As you start to incorporate Financial Planning & Analysis (FP&A) into your advisory services, you might feel uncertain about how to leverage the models and information in client meetings. The truth is that FP&A client meetings depend heavily on the client. That’s why the kick-off meeting is so integral to the process.
We’ve set up a framework for an FP&A client engagement that works and is easily repeatable. By following these five steps, you’ll learn more about your client and how to leverage FP&A to deliver maximum value.
Step 1: Listen and learn
The first step in a successful FP&A client engagement is getting to understand the trajectory of the client and the business as a whole.
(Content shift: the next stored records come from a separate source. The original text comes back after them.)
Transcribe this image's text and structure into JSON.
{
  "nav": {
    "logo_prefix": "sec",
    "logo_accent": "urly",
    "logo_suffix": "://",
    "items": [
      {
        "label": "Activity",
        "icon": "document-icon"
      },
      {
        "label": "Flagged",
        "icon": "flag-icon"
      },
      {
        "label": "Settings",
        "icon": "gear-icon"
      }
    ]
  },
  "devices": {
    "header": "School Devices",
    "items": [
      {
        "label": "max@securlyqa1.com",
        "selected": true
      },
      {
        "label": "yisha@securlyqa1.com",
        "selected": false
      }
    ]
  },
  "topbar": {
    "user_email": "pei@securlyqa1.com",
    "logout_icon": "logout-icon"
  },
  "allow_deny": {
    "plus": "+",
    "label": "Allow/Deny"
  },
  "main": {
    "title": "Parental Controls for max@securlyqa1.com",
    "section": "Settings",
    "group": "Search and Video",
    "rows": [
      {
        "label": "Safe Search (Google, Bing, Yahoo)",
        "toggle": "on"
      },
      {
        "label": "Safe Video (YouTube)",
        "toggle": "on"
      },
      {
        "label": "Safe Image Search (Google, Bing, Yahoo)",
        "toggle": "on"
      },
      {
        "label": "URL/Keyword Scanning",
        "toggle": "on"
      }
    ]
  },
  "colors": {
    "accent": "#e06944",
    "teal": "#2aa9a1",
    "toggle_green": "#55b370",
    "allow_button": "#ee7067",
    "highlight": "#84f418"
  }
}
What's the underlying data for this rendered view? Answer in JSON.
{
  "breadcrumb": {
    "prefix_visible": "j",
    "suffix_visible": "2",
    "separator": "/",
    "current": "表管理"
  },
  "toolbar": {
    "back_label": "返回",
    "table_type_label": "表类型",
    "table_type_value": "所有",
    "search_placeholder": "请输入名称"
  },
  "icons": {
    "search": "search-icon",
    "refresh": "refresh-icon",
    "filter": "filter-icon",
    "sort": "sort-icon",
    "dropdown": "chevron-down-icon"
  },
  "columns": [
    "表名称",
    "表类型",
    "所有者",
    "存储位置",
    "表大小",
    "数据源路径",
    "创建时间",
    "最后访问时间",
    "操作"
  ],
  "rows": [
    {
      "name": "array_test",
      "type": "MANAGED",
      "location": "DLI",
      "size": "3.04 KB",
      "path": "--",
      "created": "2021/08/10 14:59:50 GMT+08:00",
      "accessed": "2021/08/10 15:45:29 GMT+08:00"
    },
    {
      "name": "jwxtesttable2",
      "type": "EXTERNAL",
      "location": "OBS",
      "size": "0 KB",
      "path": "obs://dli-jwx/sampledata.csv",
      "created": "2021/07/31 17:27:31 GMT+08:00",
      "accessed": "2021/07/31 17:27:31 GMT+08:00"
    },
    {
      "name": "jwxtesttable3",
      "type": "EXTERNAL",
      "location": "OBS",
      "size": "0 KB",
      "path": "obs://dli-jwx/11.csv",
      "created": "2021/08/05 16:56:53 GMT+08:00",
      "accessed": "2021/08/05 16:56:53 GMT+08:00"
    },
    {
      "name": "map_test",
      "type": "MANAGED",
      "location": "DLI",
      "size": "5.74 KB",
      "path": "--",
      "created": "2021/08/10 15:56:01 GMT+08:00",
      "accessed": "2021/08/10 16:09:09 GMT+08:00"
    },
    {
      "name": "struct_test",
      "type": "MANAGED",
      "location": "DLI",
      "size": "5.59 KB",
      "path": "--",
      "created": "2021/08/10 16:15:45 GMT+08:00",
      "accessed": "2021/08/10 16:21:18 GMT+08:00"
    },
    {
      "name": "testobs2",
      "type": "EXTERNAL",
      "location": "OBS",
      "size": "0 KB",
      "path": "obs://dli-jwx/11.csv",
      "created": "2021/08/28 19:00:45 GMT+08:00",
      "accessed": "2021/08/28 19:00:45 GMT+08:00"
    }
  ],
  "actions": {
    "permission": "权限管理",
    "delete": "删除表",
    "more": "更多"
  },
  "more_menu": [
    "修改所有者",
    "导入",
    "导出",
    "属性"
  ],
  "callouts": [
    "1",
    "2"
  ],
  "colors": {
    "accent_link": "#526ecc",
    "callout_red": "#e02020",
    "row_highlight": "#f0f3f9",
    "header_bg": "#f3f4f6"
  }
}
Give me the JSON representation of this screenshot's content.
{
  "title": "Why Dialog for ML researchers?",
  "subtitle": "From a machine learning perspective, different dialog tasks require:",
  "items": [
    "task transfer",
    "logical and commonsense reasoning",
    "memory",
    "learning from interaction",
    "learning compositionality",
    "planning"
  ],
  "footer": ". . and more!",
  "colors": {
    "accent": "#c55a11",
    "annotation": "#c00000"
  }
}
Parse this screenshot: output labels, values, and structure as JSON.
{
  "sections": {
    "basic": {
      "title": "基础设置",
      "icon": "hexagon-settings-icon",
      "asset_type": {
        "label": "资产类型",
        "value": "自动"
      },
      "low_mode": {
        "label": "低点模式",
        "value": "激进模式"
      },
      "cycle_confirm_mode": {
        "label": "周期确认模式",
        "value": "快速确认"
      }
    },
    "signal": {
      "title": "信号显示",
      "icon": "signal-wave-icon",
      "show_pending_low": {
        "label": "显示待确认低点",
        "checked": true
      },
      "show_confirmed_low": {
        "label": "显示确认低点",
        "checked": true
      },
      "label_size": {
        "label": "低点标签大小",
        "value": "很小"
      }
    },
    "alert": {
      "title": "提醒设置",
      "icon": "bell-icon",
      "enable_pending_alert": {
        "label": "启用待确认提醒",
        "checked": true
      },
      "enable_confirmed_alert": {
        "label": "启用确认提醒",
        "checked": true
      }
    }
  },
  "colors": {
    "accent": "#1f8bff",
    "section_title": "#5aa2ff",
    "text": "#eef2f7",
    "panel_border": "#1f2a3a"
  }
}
This is done in a 3-step process.
First, you ask them about where they’ve been. What has the business experienced in the past? Why was it started? What were their goals at the time?
Second, you ask them about where they are. What are their monthly operations like? Are they profitable? How confident in their finances do they currently feel?
Third, you ask them about where they want to head. Where do they see themselves in a year? What are their short and long-term goals?
With these three points, you can map out a general trajectory of the business. Think of these three steps as placing 3 points on a graph, and it’s your job to figure out if a line can be drawn through them.
Beyond the framework of the business, you also learn more about what motivates your client, what difficulties they face, and why they want your help. It sets the foundation of your relationship both professionally and personally.
Step 2: Build the model
Once you have a deep understanding of the goals and direction of your client’s business, it’s time to map those expectations out in a financial model.
A great tool for providing context to your conversations is a driver-based financial model.
With a driver-based model, you’re building out a 12 to 24-month forecast, mapping the client from where they are now to where they are hoping to go. The key analysis then is identifying which 3-7 main drivers are going to have the biggest impact on the results over that time frame.
This model provides an essential framework for client conversations. Rather than having a meeting looking at many different data points and variables, you’ll drill down on these key drivers and easily diagnose the trajectory of the business.
Step 3: Test against history
Now’s the time to incorporate real-world information into the discussion. It’s time to look at the books.
Look at the financial data and historical trends. This doesn’t need to be a deep dive, but you should be able to compare the outline of the business as told to you by the client versus reality.
This is your opportunity to test some of your client’s assumptions. Let that be the jumping-off point for what you want to look at first. If they’ve highlighted certain expenses or talked about past revenue performance, that’s where you’ll want to look first.
The process of bridging the gap between what the client believes is happening and what is actually happening kicks off the journey of educating your client based on your expertise and prior experience.
Step 4: Realign to reality
With historical information in play, you need to adjust the model to match reality. You are now showing the client an accurate picture of how their business has performed relative to the narrative that’s in their head.
Each discrepancy between the narrative and the reality is an opportunity to educate. It’s time to feed the story you see in the financial reporting back to them in plain language to highlight any misunderstandings. Spend time highlighting the key business drivers that put them in the place they currently are.
You can again tie this process back to their key drivers. If the expectation is for dramatic improvement, what has to happen for that to truly happen? Which drivers are going to have a major impact on the results?
Once you’re realigned on reality, set the working model to reflect the reality you’ve talked about. The model is now ready to be used to inform the client.
Step 5: Leverage the model
Equipped with a working model, you have the most powerful tool to inform your clients and guide their decision-making.
Continue to build off of the momentum of conversations about the assumptions of the client. Now that these assumptions have been challenged, how does this impact the business strategies they already have in place? And how does that impact the timeline of their financial goals?
This is the time to perform budget variance analysis. Armed with financial forecasts, you can map out the business’s financial future and how it’s shaped by present-day decisions. Your meetings are always within the context of the client’s goals, the financial model, and the actual results.
The power of this communication is that you’re always looking forward. It’s not a quarterly summary of how things performed. It’s a steady review of the key drivers, which will tell you if the client is tracking toward their desired outcome. If they are off track, you’ll know via leading indicators what the data is going to say and can proactively communicate that changes will be needed in order to reach the targets.
Start incorporating FP&A today
The secret to a high-performing FP&A service is leveraging software to take care of all your financial reporting deliverables. This frees up hours of work that can be devoted to FP&A meetings and delivering high-value, high-impact insights to your clients. Get started with a free demo of Jirav today.